Fitness Causes Bloat: Mutation

Created by W.Langdon from gp-bibliography.bib Revision:1.4524

  author =       "W. B. Langdon and R. Poli",
  title =        "Fitness Causes Bloat: Mutation",
  booktitle =    "Proceedings of the First European Workshop on Genetic
  year =         "1998",
  editor =       "Wolfgang Banzhaf and Riccardo Poli and 
                 Marc Schoenauer and Terence C. Fogarty",
  volume =       "1391",
  series =       "LNCS",
  pages =        "37--48",
  address =      "Paris",
  publisher_address = "Berlin",
  month =        "14-15 " # apr,
  publisher =    "Springer-Verlag",
  keywords =     "genetic algorithms, genetic programming",
  ISBN =         "3-540-64360-5",
  URL =          "",
  URL =          "",
  DOI =          "doi:10.1007/BFb0055926",
  size =         "12 pages",
  abstract =     "The problem of evolving, using mutation, an artificial
                 ant to follow the Santa Fe trail is used to study the
                 well known genetic programming feature of growth in
                 solution length. Known variously as 'bloat', 'fluff'
                 and increasing 'structural complexity', this is often
                 described in terms of increasing 'redundancy' in the
                 code caused by 'introns'.
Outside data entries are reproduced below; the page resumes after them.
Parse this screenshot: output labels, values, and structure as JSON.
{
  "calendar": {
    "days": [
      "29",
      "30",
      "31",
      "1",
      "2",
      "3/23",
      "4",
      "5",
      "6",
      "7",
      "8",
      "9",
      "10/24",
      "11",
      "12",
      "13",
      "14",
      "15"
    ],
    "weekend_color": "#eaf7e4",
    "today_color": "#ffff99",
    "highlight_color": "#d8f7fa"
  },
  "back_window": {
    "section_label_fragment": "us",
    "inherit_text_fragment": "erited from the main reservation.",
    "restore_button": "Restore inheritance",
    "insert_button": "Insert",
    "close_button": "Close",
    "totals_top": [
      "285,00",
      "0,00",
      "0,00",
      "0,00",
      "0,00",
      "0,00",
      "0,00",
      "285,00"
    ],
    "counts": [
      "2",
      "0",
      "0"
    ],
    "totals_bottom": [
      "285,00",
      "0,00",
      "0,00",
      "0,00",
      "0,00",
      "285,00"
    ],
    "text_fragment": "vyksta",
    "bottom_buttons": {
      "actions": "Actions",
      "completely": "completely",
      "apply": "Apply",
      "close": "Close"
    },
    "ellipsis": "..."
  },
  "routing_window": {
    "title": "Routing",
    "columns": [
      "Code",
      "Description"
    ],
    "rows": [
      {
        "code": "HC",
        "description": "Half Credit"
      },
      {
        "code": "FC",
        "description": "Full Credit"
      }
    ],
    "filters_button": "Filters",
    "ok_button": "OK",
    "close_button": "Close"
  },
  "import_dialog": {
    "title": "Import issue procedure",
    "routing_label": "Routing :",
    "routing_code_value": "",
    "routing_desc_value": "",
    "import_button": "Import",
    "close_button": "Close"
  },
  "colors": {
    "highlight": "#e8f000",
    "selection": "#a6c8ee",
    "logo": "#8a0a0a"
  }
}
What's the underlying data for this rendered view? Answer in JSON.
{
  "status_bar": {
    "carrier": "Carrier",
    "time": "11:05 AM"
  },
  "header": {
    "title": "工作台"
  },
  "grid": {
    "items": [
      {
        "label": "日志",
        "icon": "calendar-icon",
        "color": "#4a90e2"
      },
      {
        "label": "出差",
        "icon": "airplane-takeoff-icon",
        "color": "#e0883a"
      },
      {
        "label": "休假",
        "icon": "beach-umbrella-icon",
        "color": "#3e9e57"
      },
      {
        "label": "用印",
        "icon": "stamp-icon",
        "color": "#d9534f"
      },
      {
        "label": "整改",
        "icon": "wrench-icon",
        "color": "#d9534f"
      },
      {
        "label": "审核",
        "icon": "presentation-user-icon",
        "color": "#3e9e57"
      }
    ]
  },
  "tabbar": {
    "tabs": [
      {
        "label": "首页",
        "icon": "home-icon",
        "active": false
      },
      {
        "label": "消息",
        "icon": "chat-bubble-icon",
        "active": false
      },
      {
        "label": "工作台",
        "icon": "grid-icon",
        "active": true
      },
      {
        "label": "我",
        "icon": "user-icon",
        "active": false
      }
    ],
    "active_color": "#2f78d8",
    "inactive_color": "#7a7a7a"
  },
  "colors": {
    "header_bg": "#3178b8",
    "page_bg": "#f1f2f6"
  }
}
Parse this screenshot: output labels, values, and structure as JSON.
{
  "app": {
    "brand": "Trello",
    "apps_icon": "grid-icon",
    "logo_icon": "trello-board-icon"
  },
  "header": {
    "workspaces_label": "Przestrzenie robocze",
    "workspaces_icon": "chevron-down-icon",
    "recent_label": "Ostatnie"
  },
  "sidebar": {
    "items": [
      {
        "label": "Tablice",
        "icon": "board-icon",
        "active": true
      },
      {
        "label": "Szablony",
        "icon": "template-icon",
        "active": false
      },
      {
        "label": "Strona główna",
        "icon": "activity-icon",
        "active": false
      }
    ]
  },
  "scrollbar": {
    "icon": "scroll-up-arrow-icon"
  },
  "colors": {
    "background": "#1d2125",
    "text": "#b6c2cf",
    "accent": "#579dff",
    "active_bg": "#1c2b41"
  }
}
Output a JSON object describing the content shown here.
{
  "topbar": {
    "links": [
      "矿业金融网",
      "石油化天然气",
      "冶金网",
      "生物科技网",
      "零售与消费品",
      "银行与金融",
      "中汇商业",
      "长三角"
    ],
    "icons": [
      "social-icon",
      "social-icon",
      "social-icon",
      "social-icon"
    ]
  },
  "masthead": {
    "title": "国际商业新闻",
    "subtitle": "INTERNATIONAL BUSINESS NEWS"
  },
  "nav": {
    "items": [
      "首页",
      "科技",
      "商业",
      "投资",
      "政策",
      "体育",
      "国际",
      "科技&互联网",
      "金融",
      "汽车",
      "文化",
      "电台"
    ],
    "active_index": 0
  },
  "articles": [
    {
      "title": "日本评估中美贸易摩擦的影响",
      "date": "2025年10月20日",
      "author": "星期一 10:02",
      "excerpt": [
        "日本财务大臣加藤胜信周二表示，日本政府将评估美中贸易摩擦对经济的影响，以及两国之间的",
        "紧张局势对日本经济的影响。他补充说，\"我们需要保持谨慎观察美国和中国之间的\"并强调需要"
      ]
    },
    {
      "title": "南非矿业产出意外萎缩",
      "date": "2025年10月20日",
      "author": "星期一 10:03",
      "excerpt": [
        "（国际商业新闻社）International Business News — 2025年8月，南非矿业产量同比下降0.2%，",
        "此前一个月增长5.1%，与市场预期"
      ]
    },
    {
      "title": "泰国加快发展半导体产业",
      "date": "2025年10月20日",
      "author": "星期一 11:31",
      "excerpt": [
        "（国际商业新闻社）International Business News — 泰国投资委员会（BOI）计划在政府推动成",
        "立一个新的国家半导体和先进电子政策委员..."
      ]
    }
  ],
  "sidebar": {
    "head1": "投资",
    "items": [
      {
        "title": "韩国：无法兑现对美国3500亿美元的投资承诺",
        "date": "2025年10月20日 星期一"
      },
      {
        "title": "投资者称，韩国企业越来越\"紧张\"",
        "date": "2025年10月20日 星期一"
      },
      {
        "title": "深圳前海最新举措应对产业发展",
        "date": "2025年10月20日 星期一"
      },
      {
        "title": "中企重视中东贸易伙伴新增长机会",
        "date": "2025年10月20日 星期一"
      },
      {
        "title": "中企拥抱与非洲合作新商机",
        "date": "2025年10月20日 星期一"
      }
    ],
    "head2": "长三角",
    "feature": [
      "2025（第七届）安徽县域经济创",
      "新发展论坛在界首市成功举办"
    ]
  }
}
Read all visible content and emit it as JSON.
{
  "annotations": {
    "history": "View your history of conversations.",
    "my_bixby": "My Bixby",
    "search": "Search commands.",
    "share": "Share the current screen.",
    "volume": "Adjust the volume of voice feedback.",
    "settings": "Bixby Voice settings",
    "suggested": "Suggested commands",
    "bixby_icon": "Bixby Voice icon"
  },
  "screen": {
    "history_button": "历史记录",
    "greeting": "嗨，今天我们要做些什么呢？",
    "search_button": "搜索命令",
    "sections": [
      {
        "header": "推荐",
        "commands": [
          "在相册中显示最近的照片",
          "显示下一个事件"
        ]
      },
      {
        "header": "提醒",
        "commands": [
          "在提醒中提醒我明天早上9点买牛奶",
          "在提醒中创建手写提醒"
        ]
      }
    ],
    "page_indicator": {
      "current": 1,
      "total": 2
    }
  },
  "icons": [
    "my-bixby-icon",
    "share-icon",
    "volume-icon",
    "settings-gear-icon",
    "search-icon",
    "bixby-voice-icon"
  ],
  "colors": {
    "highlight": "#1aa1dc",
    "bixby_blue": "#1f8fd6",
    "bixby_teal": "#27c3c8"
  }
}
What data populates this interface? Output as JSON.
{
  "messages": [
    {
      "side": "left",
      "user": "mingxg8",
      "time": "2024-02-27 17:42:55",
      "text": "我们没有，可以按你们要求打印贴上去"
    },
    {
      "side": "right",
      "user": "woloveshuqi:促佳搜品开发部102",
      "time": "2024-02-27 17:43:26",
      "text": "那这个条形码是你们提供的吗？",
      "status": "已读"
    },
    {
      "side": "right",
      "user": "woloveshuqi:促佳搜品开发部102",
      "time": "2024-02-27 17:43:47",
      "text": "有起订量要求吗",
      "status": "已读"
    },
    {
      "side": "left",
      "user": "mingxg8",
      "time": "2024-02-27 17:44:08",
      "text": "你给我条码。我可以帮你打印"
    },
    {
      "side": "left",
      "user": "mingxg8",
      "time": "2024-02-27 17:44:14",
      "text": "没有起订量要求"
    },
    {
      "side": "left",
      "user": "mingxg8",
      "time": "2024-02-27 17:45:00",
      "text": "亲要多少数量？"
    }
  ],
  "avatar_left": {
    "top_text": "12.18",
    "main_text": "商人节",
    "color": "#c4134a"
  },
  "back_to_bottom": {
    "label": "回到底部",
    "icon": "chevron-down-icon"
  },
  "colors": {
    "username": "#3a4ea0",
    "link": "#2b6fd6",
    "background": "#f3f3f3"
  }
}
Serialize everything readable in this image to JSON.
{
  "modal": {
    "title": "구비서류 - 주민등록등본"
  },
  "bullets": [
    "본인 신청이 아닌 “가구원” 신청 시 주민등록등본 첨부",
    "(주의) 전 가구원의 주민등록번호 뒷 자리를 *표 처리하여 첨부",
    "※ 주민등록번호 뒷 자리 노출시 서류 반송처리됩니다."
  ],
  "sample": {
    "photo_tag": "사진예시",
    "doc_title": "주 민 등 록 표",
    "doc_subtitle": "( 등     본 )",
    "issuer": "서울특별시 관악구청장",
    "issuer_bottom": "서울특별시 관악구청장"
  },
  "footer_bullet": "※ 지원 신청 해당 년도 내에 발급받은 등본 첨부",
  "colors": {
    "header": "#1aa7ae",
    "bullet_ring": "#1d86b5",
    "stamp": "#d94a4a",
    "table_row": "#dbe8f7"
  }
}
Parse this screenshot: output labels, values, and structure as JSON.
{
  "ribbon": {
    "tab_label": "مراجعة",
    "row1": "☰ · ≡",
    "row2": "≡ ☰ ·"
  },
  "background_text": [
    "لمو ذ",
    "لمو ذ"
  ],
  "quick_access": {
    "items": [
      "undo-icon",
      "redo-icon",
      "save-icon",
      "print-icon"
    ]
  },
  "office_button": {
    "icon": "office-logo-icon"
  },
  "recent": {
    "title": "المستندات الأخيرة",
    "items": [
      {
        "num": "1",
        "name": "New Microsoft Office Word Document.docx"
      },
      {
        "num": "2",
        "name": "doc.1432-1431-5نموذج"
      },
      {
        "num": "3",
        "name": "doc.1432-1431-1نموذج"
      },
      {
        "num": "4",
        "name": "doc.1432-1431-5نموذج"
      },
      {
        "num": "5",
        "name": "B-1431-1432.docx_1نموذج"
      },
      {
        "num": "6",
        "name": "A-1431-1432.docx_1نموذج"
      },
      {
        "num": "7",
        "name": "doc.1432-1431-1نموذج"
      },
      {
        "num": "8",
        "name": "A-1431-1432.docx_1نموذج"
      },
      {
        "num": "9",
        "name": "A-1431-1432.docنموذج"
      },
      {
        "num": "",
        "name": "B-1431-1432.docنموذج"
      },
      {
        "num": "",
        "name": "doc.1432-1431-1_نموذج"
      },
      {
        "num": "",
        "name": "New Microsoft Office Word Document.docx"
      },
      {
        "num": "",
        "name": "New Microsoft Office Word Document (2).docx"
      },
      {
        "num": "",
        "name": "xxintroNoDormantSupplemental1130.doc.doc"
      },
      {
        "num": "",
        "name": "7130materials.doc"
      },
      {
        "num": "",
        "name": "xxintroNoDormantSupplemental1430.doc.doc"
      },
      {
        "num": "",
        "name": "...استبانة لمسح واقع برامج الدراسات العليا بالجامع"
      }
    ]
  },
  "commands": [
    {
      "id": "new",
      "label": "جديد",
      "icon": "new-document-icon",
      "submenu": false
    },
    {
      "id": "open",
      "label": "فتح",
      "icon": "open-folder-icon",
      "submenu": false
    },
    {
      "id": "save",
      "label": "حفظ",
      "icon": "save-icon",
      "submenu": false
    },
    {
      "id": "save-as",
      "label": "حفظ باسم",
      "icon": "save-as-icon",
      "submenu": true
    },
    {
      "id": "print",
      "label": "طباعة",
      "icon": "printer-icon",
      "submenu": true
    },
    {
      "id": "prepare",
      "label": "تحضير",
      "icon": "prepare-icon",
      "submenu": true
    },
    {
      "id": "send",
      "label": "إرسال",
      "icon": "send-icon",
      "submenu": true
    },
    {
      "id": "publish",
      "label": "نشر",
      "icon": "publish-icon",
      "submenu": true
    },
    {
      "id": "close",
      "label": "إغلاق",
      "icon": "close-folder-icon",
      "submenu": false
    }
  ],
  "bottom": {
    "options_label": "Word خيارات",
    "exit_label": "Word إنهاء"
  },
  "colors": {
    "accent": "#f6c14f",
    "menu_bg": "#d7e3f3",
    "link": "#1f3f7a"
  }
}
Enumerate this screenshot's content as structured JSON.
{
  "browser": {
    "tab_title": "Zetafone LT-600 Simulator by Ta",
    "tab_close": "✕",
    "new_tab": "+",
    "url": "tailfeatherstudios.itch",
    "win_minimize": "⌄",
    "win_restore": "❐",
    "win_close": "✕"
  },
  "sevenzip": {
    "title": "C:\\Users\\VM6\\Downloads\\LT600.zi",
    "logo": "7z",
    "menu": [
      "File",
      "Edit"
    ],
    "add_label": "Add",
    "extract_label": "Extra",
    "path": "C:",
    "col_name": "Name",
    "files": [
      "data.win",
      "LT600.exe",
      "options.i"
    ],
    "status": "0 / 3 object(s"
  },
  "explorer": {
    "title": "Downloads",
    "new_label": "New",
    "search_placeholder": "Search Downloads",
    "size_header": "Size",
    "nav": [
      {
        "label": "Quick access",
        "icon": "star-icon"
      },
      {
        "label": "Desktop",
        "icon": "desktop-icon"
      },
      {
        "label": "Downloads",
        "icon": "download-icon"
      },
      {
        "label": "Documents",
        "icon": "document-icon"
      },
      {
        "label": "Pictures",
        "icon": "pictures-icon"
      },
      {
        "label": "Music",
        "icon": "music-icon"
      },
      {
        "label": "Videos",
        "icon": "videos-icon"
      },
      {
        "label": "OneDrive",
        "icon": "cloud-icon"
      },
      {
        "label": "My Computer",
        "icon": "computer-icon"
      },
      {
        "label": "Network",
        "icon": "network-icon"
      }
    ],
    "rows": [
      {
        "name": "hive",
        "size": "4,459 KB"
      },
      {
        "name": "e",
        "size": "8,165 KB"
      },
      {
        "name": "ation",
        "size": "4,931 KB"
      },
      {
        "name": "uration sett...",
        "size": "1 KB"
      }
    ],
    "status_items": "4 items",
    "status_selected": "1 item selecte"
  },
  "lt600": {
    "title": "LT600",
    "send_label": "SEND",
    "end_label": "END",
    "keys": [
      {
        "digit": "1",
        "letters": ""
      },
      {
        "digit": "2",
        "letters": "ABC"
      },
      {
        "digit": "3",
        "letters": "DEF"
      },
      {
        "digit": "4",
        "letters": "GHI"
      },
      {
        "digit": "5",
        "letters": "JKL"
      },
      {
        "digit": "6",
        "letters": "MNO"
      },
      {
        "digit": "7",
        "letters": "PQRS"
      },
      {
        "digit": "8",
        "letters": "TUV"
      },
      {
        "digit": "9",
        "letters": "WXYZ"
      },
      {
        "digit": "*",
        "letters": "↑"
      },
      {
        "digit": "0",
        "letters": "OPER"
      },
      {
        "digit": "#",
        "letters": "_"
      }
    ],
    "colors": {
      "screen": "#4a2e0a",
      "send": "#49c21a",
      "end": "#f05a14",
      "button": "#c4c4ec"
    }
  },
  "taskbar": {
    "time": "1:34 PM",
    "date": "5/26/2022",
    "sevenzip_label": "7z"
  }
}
                 Comparison between runs with and without fitness
                 selection pressure, backed by Price's Theorem, shows
                 the tendency for solutions to grow in size is caused by
                 fitness based selection. We argue that such growth is
                 inherent in using a fixed evaluation function with a
                 discrete but variable length representation. With
                 simple static evaluation search converges to mainly
                 finding trial solutions with the same fitness as
                 existing trial solutions. In general variable length
                 allows many more long representations of a given
                 solution than short ones. Thus in search (without a
                 length bias) we expect longer representations to occur
                 more often and so representation length to tend to
                 increase. I.e. fitness based selection leads to
  notes =        "EuroGP'98 Based on \cite{Langdon:1997:bloatMUT}",
  affiliation =  "University of Birmingham School of Computer Science
                 B15 2TT Birmingham UK B15 2TT Birmingham UK",

Genetic Programming entries for William B Langdon Riccardo Poli